(Reuters) – The Southern Poverty Legislation Centre, the civil legal rights business very best known for monitoring U.S. detest groups, mentioned on Thursday it fired its main litigator Morris Dees, who co-established the nonprofit approximately 50 decades in the past to combat racial injustice.
Dees, 82, was terminated on Wednesday just after he failed to meet up with the organization’s benchmarks, stated Richard Cohen, the president of the Montgomery, Alabama-based mostly Southern Poverty Legislation Heart (SPLC), in a statement.
“As a civil rights corporation, the SPLC is committed to making certain that the carry out of our personnel displays the mission of the business and the values we hope to instill in the world,” he explained.
The firm did not specify why it terminated Dees, whose biography was eliminated from its web site.
Spokesman Owen Kilmer explained to Reuters the corporation will not disclose the mother nature of Dees’ infractions, adding that it does not “comment on personal personnel conclusions.”
Reuters was unable to access Dees for remark.
The chairman of the SPLC’s board of administrators, Bryan Reasonable, was not straight away obtainable for remark.
Dees and one more attorney in Montgomery launched SPLC in 1971 soon after he witnessed firsthand the devastating effects of bigotry and racial injustice in the deep south in the late 1960s, according to the organization’s web page.

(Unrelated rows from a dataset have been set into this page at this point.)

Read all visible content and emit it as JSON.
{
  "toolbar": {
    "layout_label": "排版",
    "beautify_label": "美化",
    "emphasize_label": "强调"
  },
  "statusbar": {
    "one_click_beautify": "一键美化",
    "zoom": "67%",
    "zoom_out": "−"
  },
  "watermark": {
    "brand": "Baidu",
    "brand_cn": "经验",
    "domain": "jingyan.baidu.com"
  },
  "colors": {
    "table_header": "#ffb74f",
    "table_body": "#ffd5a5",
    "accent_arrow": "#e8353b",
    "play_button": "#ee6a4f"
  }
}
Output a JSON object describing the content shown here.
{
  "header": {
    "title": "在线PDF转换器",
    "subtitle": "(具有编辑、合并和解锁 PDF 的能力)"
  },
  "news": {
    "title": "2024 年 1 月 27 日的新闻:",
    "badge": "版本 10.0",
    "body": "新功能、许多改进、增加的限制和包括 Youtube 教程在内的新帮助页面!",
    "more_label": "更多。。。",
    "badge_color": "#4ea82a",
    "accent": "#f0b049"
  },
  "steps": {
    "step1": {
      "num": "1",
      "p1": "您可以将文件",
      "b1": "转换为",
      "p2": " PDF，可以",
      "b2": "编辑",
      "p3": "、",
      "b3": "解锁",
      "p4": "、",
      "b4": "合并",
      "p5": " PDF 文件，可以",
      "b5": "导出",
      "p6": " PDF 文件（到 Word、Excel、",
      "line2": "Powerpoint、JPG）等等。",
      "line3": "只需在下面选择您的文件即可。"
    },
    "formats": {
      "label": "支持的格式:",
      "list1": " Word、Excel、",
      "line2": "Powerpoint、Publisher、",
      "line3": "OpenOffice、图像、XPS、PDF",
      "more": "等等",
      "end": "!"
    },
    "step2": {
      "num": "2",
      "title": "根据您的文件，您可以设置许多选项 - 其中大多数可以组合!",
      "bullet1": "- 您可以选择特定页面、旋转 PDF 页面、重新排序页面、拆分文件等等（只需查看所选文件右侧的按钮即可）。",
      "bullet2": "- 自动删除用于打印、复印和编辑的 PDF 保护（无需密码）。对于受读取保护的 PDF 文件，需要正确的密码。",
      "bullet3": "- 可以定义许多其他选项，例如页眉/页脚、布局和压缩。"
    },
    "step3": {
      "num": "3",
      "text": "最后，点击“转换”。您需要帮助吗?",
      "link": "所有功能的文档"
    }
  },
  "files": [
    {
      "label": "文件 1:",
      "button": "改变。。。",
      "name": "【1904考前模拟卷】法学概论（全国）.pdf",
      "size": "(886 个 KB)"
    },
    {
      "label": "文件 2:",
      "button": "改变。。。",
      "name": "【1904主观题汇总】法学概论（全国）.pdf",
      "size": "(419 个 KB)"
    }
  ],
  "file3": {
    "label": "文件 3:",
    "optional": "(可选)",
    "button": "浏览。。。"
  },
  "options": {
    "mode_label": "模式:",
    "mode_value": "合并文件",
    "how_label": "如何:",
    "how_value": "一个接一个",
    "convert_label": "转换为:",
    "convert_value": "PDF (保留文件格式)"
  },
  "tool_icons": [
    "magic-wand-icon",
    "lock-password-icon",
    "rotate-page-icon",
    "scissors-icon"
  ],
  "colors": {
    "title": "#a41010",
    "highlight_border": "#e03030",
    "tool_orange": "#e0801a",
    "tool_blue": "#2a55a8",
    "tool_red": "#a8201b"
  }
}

The regulation centre is now a distinguished civil rights advocacy corporation, which publishes reports on inequality, litigates scenarios and tracks loathe groups across United States.
Cohen stated the legislation middle was bringing in an outdoors group to entry its inside weather and workplace methods.
“The SPLC is deeply committed to obtaining a place of work that demonstrates the values it espouses – reality, justice, fairness and inclusion, and we think the measures we have taken nowadays reaffirm that dedication,” Cohen explained.
Reporting by Brendan O’Brien in Milwaukee Enhancing by Marguerita Choy